What struck me is that all these qualities have one thing in common—they are positive attributes, and there is always something about positive people that cheers others up.
Think about it. When you meet up with a friend for coffee, do you feel differently if that friend always sees that the glass is half empty, rather than if they see life as a half full glass?
As true friends we will always be supportive and help those who are struggling with genuinely difficult issues. But even the best friendships can find it hard to withstand constant negativity from the friend whose glass is always half empty.
If we want to bring a positive outlook to those around us, we need to start with ourselves.
Our resilience workshop asked us to do a gratitude exercise, which involved writing down three blessings that had happened to us recently.

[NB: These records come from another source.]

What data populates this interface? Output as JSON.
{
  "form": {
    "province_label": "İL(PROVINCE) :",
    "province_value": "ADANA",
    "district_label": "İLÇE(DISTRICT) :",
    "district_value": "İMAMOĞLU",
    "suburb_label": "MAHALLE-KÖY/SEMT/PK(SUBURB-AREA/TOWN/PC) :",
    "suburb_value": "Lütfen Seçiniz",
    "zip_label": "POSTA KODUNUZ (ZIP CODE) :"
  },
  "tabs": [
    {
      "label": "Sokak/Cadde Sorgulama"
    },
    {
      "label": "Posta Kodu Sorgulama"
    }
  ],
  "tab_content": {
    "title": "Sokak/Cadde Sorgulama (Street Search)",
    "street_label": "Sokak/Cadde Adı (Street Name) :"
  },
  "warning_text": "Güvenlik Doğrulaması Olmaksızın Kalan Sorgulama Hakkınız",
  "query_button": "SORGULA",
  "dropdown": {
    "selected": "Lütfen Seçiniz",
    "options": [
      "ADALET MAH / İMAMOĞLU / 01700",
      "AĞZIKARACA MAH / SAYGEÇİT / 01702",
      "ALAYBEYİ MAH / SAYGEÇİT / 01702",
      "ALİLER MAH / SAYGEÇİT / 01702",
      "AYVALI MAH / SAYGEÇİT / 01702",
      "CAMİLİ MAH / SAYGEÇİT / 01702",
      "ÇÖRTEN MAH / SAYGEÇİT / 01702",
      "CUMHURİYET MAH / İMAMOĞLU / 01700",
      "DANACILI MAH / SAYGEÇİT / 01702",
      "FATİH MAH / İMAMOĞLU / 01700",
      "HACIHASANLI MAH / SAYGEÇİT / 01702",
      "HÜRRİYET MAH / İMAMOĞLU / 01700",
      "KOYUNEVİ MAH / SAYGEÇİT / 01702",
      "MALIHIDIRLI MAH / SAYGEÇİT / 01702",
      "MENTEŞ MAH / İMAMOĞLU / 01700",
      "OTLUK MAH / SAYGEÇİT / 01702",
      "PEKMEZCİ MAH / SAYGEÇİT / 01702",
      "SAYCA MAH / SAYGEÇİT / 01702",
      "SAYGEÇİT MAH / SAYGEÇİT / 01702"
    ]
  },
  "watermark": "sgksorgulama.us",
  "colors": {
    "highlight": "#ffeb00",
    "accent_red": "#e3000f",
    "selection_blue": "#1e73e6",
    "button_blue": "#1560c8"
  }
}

It’s amazing how you can find those three blessings if you put your mind to it. I immediately thought of my son’s beautiful singing in a recent rehearsal for a recital, a lovely lunch with good friends looking out at the water on a sunny day, and then the more prosaic blessing that the Warcry feature I had been working hard on was now finished.
Three very different blessings, but they combined to make me realise how blessed my life is, despite the difficulties and uncertainties that we all face.
It’s always easier to have a good moan about what isn’t going right in our lives, but most of the time we can also find those three blessings, even if they are small ones, to lighten our load.
I love a wonderfully positive image from the Bible, in the book of Genesis, that describes how the Lord God walked in the garden in the cool of the evening. On a hot Australian day, a cool garden in the evening is balm to our soul, so I can just imagine how God must have felt.
As you might imagine, the Bible is pretty big on the importance of blessings. A simple but profound reference to blessings is found in the Psalms: “Our Lord and our God, you give these blessings to all who worship you” (Psalm 144:15).
The New Testament is no slouch when it comes to the subject of blessings, as the apostle Paul was keen to point out to the early Christians in Rome.
“I want to see you and share with you the same blessings that God’s Spirit has given me. Then you will grow stronger in your faith” (Romans chapter 1, verse 11).
“Count your blessings” may be a commonplace phrase in the English language, but it’s an important one if we are to enjoy happy and fulfilling lives.